▶ [DATA EXTRACTS]:
........
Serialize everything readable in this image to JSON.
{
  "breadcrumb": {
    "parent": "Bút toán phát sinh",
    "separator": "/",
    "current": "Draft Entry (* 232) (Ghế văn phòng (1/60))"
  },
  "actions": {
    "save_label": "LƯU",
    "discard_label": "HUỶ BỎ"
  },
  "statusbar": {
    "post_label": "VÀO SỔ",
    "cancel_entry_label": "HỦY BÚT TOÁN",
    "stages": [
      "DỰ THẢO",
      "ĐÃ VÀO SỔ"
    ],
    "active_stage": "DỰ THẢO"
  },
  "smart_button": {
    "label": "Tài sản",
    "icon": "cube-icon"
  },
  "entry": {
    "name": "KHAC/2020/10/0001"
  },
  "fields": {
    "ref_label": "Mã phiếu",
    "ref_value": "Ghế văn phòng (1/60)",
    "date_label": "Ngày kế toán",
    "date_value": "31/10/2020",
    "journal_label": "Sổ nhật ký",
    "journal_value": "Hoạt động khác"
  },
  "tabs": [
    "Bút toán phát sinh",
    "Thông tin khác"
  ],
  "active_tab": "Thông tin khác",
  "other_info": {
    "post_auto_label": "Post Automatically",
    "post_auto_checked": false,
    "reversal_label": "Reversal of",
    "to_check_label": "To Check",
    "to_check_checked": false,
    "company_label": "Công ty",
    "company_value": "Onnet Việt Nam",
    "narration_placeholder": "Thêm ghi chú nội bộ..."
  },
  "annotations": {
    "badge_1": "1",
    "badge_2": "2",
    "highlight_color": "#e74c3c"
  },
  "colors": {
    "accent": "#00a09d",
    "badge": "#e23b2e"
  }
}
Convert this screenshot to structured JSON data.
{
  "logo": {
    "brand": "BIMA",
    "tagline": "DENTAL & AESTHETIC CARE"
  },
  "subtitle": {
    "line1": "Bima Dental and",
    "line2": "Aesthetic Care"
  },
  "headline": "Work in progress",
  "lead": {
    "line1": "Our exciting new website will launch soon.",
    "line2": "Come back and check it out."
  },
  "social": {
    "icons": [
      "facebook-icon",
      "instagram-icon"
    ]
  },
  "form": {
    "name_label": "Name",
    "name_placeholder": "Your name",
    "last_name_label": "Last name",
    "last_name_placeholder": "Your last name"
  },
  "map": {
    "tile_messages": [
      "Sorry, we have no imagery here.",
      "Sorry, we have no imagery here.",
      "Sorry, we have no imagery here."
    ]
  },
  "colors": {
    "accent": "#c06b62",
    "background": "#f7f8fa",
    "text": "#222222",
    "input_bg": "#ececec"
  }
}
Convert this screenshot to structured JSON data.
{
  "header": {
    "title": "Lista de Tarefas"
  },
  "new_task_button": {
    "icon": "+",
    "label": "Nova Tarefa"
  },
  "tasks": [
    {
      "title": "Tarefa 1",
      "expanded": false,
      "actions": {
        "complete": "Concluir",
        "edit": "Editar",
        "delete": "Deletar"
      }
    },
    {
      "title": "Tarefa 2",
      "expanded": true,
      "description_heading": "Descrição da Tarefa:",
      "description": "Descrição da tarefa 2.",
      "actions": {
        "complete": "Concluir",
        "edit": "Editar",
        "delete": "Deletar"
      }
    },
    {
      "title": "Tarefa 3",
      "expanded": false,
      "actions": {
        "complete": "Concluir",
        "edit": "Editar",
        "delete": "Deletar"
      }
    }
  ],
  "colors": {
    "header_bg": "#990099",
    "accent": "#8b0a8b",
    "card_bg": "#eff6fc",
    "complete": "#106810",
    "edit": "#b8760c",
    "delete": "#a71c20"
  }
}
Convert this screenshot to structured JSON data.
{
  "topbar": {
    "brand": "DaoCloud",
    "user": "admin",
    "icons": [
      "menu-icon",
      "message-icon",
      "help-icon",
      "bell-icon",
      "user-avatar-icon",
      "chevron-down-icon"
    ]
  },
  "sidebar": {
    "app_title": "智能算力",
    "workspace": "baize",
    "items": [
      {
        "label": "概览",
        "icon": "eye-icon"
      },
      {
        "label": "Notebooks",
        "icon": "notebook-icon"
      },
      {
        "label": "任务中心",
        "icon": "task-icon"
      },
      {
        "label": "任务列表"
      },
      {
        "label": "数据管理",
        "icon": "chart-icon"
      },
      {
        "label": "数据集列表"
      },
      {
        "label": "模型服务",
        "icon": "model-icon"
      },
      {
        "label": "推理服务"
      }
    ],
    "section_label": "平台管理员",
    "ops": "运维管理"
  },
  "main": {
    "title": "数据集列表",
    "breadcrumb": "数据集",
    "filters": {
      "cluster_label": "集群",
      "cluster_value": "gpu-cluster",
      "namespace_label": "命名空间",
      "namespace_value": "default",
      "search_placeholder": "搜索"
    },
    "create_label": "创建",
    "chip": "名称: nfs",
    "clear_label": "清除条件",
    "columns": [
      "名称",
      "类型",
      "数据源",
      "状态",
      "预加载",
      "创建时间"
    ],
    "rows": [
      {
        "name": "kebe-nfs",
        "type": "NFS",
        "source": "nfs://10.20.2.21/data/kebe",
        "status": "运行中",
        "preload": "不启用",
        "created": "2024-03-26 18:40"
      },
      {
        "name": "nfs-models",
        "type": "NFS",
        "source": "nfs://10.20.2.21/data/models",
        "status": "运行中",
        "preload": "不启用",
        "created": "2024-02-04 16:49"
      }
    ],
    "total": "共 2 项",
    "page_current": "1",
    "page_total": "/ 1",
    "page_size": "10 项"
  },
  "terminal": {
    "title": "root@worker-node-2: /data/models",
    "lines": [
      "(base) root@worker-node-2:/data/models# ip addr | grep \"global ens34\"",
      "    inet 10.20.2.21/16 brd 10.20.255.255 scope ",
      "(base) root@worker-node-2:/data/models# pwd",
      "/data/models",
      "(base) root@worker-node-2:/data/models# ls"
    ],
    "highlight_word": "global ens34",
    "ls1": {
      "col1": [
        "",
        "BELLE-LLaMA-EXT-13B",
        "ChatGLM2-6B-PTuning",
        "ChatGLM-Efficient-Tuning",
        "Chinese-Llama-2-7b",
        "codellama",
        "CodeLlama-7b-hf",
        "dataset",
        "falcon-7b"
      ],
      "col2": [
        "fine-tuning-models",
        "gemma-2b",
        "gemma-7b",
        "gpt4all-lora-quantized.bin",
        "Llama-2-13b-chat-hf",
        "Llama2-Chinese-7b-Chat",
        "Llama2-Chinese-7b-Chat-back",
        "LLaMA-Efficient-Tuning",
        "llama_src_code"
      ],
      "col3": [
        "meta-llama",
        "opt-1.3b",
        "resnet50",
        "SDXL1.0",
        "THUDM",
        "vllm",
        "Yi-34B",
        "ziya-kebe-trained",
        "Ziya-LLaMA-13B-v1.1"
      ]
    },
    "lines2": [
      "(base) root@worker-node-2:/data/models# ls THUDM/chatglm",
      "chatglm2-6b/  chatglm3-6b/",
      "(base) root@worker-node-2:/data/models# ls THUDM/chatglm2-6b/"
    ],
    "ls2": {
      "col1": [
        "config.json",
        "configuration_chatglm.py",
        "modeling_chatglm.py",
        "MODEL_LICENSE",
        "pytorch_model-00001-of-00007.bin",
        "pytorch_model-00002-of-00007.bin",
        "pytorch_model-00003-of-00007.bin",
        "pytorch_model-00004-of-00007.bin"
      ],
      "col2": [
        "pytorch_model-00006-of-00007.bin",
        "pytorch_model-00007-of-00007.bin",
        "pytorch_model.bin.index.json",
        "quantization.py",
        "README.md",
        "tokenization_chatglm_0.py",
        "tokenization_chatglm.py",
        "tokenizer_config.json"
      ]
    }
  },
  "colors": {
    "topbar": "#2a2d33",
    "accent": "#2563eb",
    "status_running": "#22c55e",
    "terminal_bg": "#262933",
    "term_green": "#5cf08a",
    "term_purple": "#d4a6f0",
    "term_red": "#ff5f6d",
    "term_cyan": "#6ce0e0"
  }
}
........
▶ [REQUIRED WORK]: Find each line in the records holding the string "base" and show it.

▶ [SOLUTION TO THIS EXERCISE]:
      "(base) root@worker-node-2:/data/models# ip addr | grep \"global ens34\"",
      "(base) root@worker-node-2:/data/models# pwd",
      "(base) root@worker-node-2:/data/models# ls"
      "(base) root@worker-node-2:/data/models# ls THUDM/chatglm",
      "(base) root@worker-node-2:/data/models# ls THUDM/chatglm2-6b/"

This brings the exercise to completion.